Teesside University’s new Net Zero Industry Innovation Centre (NZIIC) is already providing an ‘ongoing legacy’ of green innovation for the Tees Valley according to an independent report.
The £13.1m facility, which opened for business earlier this year, is a national centre of excellence for net zero technologies and is set to position Teesside firmly at the heart of the UK’s green industrial revolution.
The report, written by Centrifuge Consulting, has been commissioned to analyse the impact of funding from the European Regional Development Fund (ERDF) and has found that it is already delivering vital support to regional businesses and is helping to create employment and innovation opportunities.
The NZIIC received almost £9m from the ERDF with additional funding from the Tees Valley Mayor and Combined Authority and Teesside University.
Its mission is to initiate change to address the climate emergency through industry partnerships, skills development, and research and innovation, and support Teesside University in achieving its commitment to become a net zero institution by 2030.
Centrifuge spoke to several key partners and businesses engaged with Teesside University.
The report states that the NZIIC is “directly addressing a number of challenges which are widely accepted as stifling the development of net zero innovation among SMEs and providing an ongoing legacy for the region”.
It also looked at the NZIIC’s support to local businesses and praised the variety of innovations being explored, including eliminating single-use plastics from the forestry sector; exploring opportunities in the maritime industry; and the reuse and/or reprocessing of polyester fabric.
The vast majority of businesses surveyed said that they were satisfied or extremely satisfied with the support from the NZIIC.
In particular there was 100% satisfaction with:
• Aiding the development of new net zero products to support, process or service business diversification.
• Exploring commercial opportunities around net zero through the re-use of by-products from existing processes and products.
• Reducing carbon emissions and the efficiency of existing products through the use of new components or processes.
• Reducing carbon emissions and enhancing efficiency of operations through re-use of by-products from existing processes and products.
One company which was interviewed for the report said: “They are providing academic support and know-how and access to cutting-edge technology.
“These are very intelligent people giving advice on what information is needed.
“They have an enormous skillset to support our own company’s skillset in developing new technology.
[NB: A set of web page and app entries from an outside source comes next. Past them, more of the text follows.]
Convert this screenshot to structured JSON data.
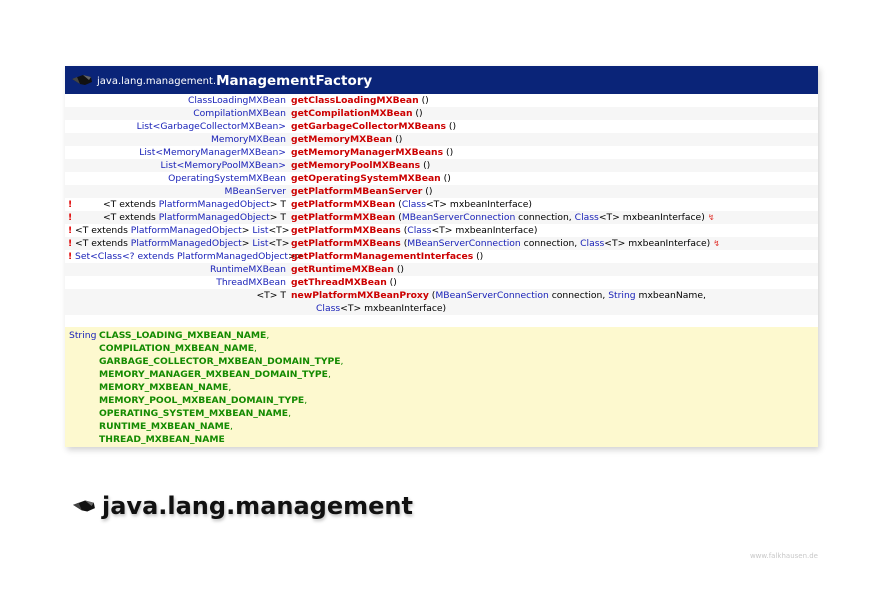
{
  "class_card": {
    "header": {
      "icon": "package-cap-icon",
      "package": "java.lang.management.",
      "class_name": "ManagementFactory"
    },
    "methods": [
      {
        "marker": "",
        "ret_prefix": "",
        "ret_type": "ClassLoadingMXBean",
        "ret_suffix": "",
        "name": "getClassLoadingMXBean",
        "params": "()",
        "throws": false
      },
      {
        "marker": "",
        "ret_prefix": "",
        "ret_type": "CompilationMXBean",
        "ret_suffix": "",
        "name": "getCompilationMXBean",
        "params": "()",
        "throws": false
      },
      {
        "marker": "",
        "ret_prefix": "",
        "ret_type": "List<GarbageCollectorMXBean>",
        "ret_suffix": "",
        "name": "getGarbageCollectorMXBeans",
        "params": "()",
        "throws": false
      },
      {
        "marker": "",
        "ret_prefix": "",
        "ret_type": "MemoryMXBean",
        "ret_suffix": "",
        "name": "getMemoryMXBean",
        "params": "()",
        "throws": false
      },
      {
        "marker": "",
        "ret_prefix": "",
        "ret_type": "List<MemoryManagerMXBean>",
        "ret_suffix": "",
        "name": "getMemoryManagerMXBeans",
        "params": "()",
        "throws": false
      },
      {
        "marker": "",
        "ret_prefix": "",
        "ret_type": "List<MemoryPoolMXBean>",
        "ret_suffix": "",
        "name": "getMemoryPoolMXBeans",
        "params": "()",
        "throws": false
      },
      {
        "marker": "",
        "ret_prefix": "",
        "ret_type": "OperatingSystemMXBean",
        "ret_suffix": "",
        "name": "getOperatingSystemMXBean",
        "params": "()",
        "throws": false
      },
      {
        "marker": "",
        "ret_prefix": "",
        "ret_type": "MBeanServer",
        "ret_suffix": "",
        "name": "getPlatformMBeanServer",
        "params": "()",
        "throws": false
      },
      {
        "marker": "!",
        "ret_prefix": "<T extends ",
        "ret_type": "PlatformManagedObject",
        "ret_suffix": "> T",
        "name": "getPlatformMXBean",
        "params": "(Class<T> mxbeanInterface)",
        "throws": false
      },
      {
        "marker": "!",
        "ret_prefix": "<T extends ",
        "ret_type": "PlatformManagedObject",
        "ret_suffix": "> T",
        "name": "getPlatformMXBean",
        "params": "(MBeanServerConnection connection, Class<T> mxbeanInterface)",
        "throws": true
      },
      {
        "marker": "!",
        "ret_prefix": "<T extends ",
        "ret_type": "PlatformManagedObject",
        "ret_suffix": "> List<T>",
        "name": "getPlatformMXBeans",
        "params": "(Class<T> mxbeanInterface)",
        "throws": false
      },
      {
        "marker": "!",
        "ret_prefix": "<T extends ",
        "ret_type": "PlatformManagedObject",
        "ret_suffix": "> List<T>",
        "name": "getPlatformMXBeans",
        "params": "(MBeanServerConnection connection, Class<T> mxbeanInterface)",
        "throws": true
      },
      {
        "marker": "!",
        "ret_prefix": "Set<Class<? extends ",
        "ret_type": "PlatformManagedObject",
        "ret_suffix": ">>",
        "name": "getPlatformManagementInterfaces",
        "params": "()",
        "throws": false
      },
      {
        "marker": "",
        "ret_prefix": "",
        "ret_type": "RuntimeMXBean",
        "ret_suffix": "",
        "name": "getRuntimeMXBean",
        "params": "()",
        "throws": false
      },
      {
        "marker": "",
        "ret_prefix": "",
        "ret_type": "ThreadMXBean",
        "ret_suffix": "",
        "name": "getThreadMXBean",
        "params": "()",
        "throws": false
      },
      {
        "marker": "",
        "ret_prefix": "<T> T",
        "ret_type": "",
        "ret_suffix": "",
        "name": "newPlatformMXBeanProxy",
        "params": "(MBeanServerConnection connection, String mxbeanName,",
        "params_cont": "Class<T> mxbeanInterface)",
        "throws": true
      }
    ],
    "fields": {
      "type": "String",
      "names": [
        "CLASS_LOADING_MXBEAN_NAME",
        "COMPILATION_MXBEAN_NAME",
        "GARBAGE_COLLECTOR_MXBEAN_DOMAIN_TYPE",
        "MEMORY_MANAGER_MXBEAN_DOMAIN_TYPE",
        "MEMORY_MXBEAN_NAME",
        "MEMORY_POOL_MXBEAN_DOMAIN_TYPE",
        "OPERATING_SYSTEM_MXBEAN_NAME",
        "RUNTIME_MXBEAN_NAME",
        "THREAD_MXBEAN_NAME"
      ]
    }
  },
  "package_title": "java.lang.management",
  "footer": "www.falkhausen.de",
  "colors": {
    "header_bg": "#0a2478",
    "type_blue": "#1a22b8",
    "method_red": "#cc0000",
    "field_green": "#138a00",
    "field_bg": "#fdf9cf"
  }
}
We see them as a hotbed of knowledge.”
The report found that the employment gain directly attributable to support from the NZIIC over the next three years was 80 new jobs, with gross-value-added gain over the same period totalling almost £9m.
Dr Gari Harris, the Director of the NZIIC, said: “The NZIIC works to bring industry and academia together to develop new approaches to support the ongoing drive for clean energy and sustainability.
“It is fantastic to that our work has been validated by this report and to see evidence of the NZIIC’s success.
“We are delighted that in such a short space of time the NZIIC is already making a major impact and delivering real change within our community.”
Tees Valley Mayor Ben Houchen said: “The NZIIC is a vital part of our work as our region leads the way in the safer, healthier and cleaner industries of tomorrow. This report shows in black and white how the centre is supporting the net zero ambitions of our businesses, creating jobs and boosting our economy.
“The NZIIC is brilliantly complementing our game-changing low carbon schemes across the region by making sure all companies that want it can get top-quality backing to innovate and decarbonise.”